$\displaystyle {\bf j} = \frac{\hbar}{m}\, {\rm Im}(\psi^\ast\, \nabla \psi).$ (10.22)

Thus, the particle flux associated with the incident wavefunction,

$\displaystyle \frac{ \exp(\,{\rm i} \,{\bf k}\cdot {\bf x})}{(2\pi)^{3/2}},$ (10.23)

is proportional to

$\displaystyle {\bf j}_{\rm incident} = \frac{\hbar\,{\bf k}}{(2\pi)^{3}\,m}.$ (10.24)

Likewise, the particle flux associated with the scattered wavefunction,

$\displaystyle \frac{ \exp(\,{\rm i} \,k\,r)}{(2\pi)^{3/2}}\frac{ f({\bf k}', {\bf k})}{r},$ (10.25)

is proportional to

$\displaystyle {\bf j}_{\rm scattered}=\frac{\hbar\,{\bf k}'}{(2\pi)^{3}\,m} \frac{\vert f( {\bf k}', {\bf k})\vert^{\,2}}{r^{\,2}}.$ (10.26)

Now, by definition,

$\displaystyle \frac{d\sigma}{d {\mit\Omega}} \,d{\mit\Omega} = \frac{ r^{\,2}\,...
...Omega} \, \vert{\bf j}_{\rm scattered}\vert}{\vert{\bf j}_{\rm incident}\vert},$ (10.27)


$\displaystyle \frac{d\sigma}{d {\mit\Omega}} = \vert f({\bf k}', {\bf k})\vert^{\,2}.$ (10.28)

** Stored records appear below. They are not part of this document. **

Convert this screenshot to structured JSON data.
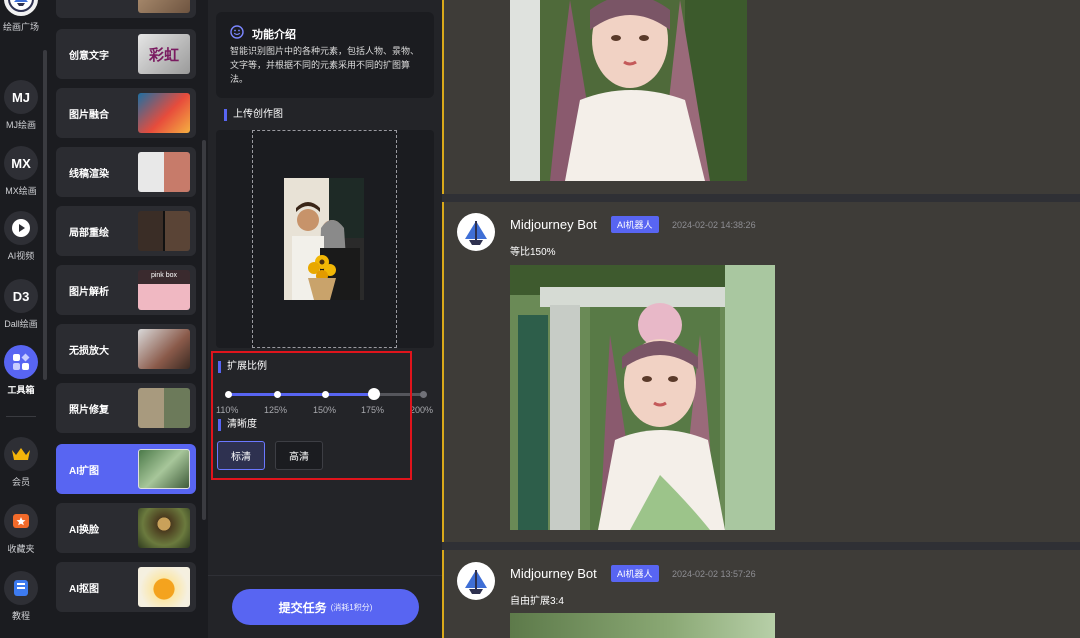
{
  "rail": {
    "items": [
      {
        "label": "绘画广场",
        "icon": "art-gallery-icon"
      },
      {
        "label": "MJ绘画",
        "icon_text": "MJ"
      },
      {
        "label": "MX绘画",
        "icon_text": "MX"
      },
      {
        "label": "AI视频",
        "icon": "play-icon"
      },
      {
        "label": "Dall绘画",
        "icon_text": "D3"
      },
      {
        "label": "工具箱",
        "icon": "toolbox-icon"
      },
      {
        "label": "会员",
        "icon": "crown-icon"
      },
      {
        "label": "收藏夹",
        "icon": "favorites-icon"
      },
      {
        "label": "教程",
        "icon": "tutorial-icon"
      }
    ]
  },
  "tools": {
    "items": [
      {
        "label": "创意文字"
      },
      {
        "label": "图片融合"
      },
      {
        "label": "线稿渲染"
      },
      {
        "label": "局部重绘"
      },
      {
        "label": "图片解析",
        "thumb_text": "pink box"
      },
      {
        "label": "无损放大"
      },
      {
        "label": "照片修复"
      },
      {
        "label": "AI扩图"
      },
      {
        "label": "AI换脸"
      },
      {
        "label": "AI抠图"
      }
    ],
    "creative_text_thumb": "彩虹",
    "active_index": 7
  },
  "panel": {
    "intro_title": "功能介绍",
    "intro_body": "智能识别图片中的各种元素，包括人物、景物、文字等，并根据不同的元素采用不同的扩图算法。",
    "upload_label": "上传创作图",
    "scale_label": "扩展比例",
    "scale_ticks": [
      "110%",
      "125%",
      "150%",
      "175%",
      "200%"
    ],
    "scale_selected": "175%",
    "clarity_label": "清晰度",
    "clarity_options": [
      "标清",
      "高清"
    ],
    "clarity_selected": "标清",
    "submit_label": "提交任务",
    "submit_sub": "(消耗1积分)"
  },
  "chat": {
    "messages": [
      {
        "name": "Midjourney Bot",
        "badge": "AI机器人",
        "time": "2024-02-02 14:38:26",
        "text": "等比150%"
      },
      {
        "name": "Midjourney Bot",
        "badge": "AI机器人",
        "time": "2024-02-02 13:57:26",
        "text": "自由扩展3:4"
      }
    ]
  },
  "colors": {
    "accent": "#5865f2",
    "highlight_box": "#e0141c",
    "chat_bg": "#3e3c38",
    "panel_bg": "#232428",
    "marker": "#d9a91a"
  }
}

Thus, $ \vert f({\bf k}', {\bf k})\vert^{\,2}$ is the differential cross-section for particles with incident momentum $ \hbar\,{ \bf k}$ to be scattered into states whose momentum vectors are directed in a range of solid angles $ d{\mit\Omega}$ about $ \hbar\,{ \bf k}'$ . Note that the scattered particles possess the same energy as the incoming particles (i.e., $ k'=k$ ). This is always the case for scattering Hamiltonians of the form specified in Equation (10.11).

next up previous
Next: Born Approximation Up: Scattering Theory Previous: Introduction
Richard Fitzpatrick 2016-01-22